It may be tempting to view a safety program as a “cost” of doing business. But worker safety isn’t just a “nice-to-have” or a box to tick — it can be a competitive differentiator. 

From a pure financial standpoint, companies that invest in a robust safety program realize a return on investment (ROI) through increased employee morale, engagement, retention and productivity. Labor shortages are real, and showing your employees that their safety is your priority can be a differentiator. One key safety indicator that can have an impact on competitiveness is the experience modification rate (EMR), which acts as a barometer of a construction company’s level of risk, safety and fiscal responsibility. With today’s increasing pressure to capitalize on new sustainability projects, this score can be a deciding factor on whether a contractor can even bid certain projects, let alone win them. 
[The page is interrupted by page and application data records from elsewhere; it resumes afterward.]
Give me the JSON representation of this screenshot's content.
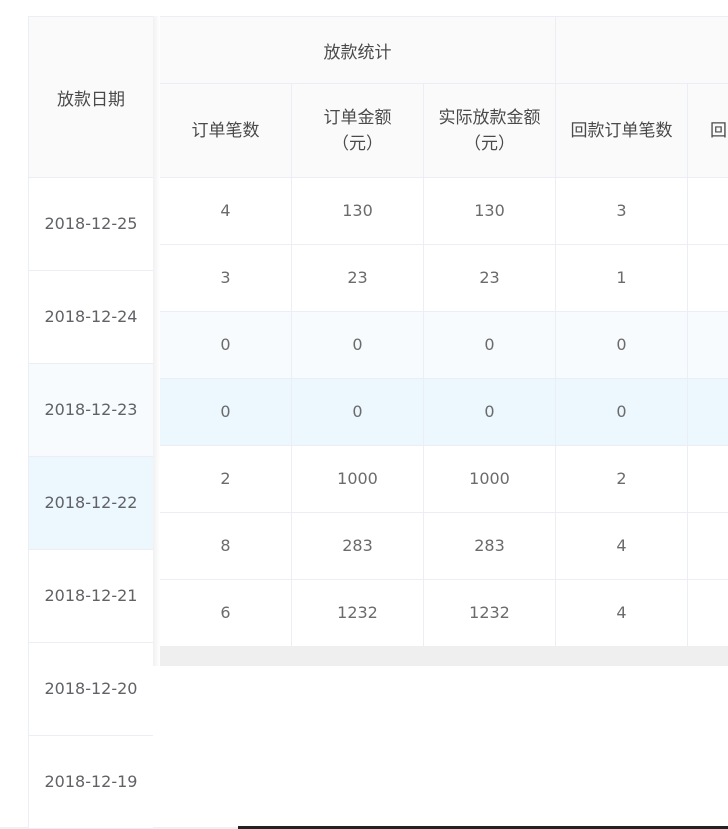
{
  "table": {
    "fixed_header": "放款日期",
    "group_headers": [
      "放款统计",
      ""
    ],
    "columns": [
      "订单笔数",
      "订单金额（元）",
      "实际放款金额（元）",
      "回款订单笔数",
      "回"
    ],
    "dates": [
      "2018-12-25",
      "2018-12-24",
      "2018-12-23",
      "2018-12-22",
      "2018-12-21",
      "2018-12-20",
      "2018-12-19"
    ],
    "rows": [
      {
        "order_count": "4",
        "order_amount": "130",
        "actual_amount": "130",
        "repay_count": "3"
      },
      {
        "order_count": "3",
        "order_amount": "23",
        "actual_amount": "23",
        "repay_count": "1"
      },
      {
        "order_count": "0",
        "order_amount": "0",
        "actual_amount": "0",
        "repay_count": "0"
      },
      {
        "order_count": "0",
        "order_amount": "0",
        "actual_amount": "0",
        "repay_count": "0"
      },
      {
        "order_count": "2",
        "order_amount": "1000",
        "actual_amount": "1000",
        "repay_count": "2"
      },
      {
        "order_count": "8",
        "order_amount": "283",
        "actual_amount": "283",
        "repay_count": "4"
      },
      {
        "order_count": "6",
        "order_amount": "1232",
        "actual_amount": "1232",
        "repay_count": "4"
      }
    ]
  }
}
Now, more than ever, electrical and general contractors must consider how their EMR compares to their competitive peers and new entrants pursuing these large and complex electrification projects. Ultimately, businesses that strive for a lower EMR rate indicate a commitment to safety that can translate into attracting top talent and winning more business. 

A robust safety program goes beyond high-visibility vests and hard hats, although those are obviously important. Forward-thinking companies are also investing in new connected safety solutions that are capable of monitoring employees remotely and providing data to managers to help ensure safety compliance. These will become increasingly essential in the era of the traveling contractor, with employees spread across a larger and more diverse geography.  

All in all, implementing a strong, comprehensive worker safety program can help businesses save money, attract and retain top talent, and be more competitive when it comes to winning new, complex projects. Partnering with an innovative distribution partner that can focus on the basics, as well as the more complex safety needs, can allow their contractors to focus on job execution and meet their customers’ requirements.  



Opportunity 3: Innovative Labor Solutions to Maximize Efficiency 

Almost every contractor has had to contend with labor shortages recently — especially for skilled labor — and there does not appear to be an end in sight. That’s why it’s increasingly critical to align with a distribution partner that can provide innovative and proactive solutions that can help maximize labor efficiency. 

From a technology perspective, leading-edge companies are utilizing virtual reality (VR) and artificial intelligence (AI) for virtual project management, modeling and more. Those, along with automation and robotics, can also be leveraged for jobsite locations that may pose safety hazards. Additionally, other solutions can help construction businesses boost labor efficiency and effectiveness:

  • Prefabricated, or prefab, solutions deliver multiple products or materials preassembled in one shipment, meaning workers spend less time sorting and transporting, and more time installing and completing jobs on time.
  • Click-and-install solutions, as the name suggests, deliver specialized equipment to the jobsite ready for installation, which allows specialized labor to be utilized more effectively. These can be especially relevant for green energy and other sustainability-related projects, such as solar and wind farms, or EV charging stations.
  • Other innovative solutions or products can also help businesses reduce labor costs, speed up installation and minimize injury risk. 


Although complex and scalable projects tied to sustainability and electrification efforts will unlock billions of dollars in opportunities for construction companies, challenges remain. Controlling capital costs and managing supply chain issues will continue to be roadblocks that businesses will be forced to contend with. An effective safety program — or lack thereof — could stand in the way of attracting quality workers, or even hinder competitiveness. And lingering labor shortages will press companies to find innovative ways of maximizing the efficiency of the labor they do have. 


Finding and leaning on strategic partners that have the size, scalability and expertise to meet these challenges will help construction business owners stay competitive and capitalize on the numerous sustainability-related projects opening up in 2024 and beyond.